Data provided ▸
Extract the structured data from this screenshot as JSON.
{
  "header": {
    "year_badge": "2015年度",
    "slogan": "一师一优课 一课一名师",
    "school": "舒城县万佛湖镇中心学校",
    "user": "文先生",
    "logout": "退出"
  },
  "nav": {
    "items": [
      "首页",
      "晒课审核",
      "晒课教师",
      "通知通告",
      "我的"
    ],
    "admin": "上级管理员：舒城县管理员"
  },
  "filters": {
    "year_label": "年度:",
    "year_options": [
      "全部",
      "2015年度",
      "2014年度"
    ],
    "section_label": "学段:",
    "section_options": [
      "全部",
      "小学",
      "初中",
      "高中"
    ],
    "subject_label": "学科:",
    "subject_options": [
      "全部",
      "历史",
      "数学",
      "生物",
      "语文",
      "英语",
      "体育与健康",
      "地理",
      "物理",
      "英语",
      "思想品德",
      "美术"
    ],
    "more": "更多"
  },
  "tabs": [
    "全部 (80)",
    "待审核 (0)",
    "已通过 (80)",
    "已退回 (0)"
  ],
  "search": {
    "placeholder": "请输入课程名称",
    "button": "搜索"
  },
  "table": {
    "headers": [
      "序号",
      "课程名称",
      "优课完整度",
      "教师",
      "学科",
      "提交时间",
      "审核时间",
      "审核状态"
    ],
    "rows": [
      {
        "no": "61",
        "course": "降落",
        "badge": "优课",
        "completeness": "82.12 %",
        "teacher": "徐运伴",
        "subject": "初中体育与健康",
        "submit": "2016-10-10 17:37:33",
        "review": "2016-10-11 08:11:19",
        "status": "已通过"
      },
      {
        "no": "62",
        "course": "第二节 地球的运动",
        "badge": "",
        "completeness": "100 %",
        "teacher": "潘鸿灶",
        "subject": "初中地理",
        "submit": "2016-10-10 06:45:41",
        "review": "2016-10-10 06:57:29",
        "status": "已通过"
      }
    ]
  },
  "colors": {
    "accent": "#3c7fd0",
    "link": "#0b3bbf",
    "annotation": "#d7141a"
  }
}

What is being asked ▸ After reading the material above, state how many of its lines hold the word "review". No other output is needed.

Response ▸ 2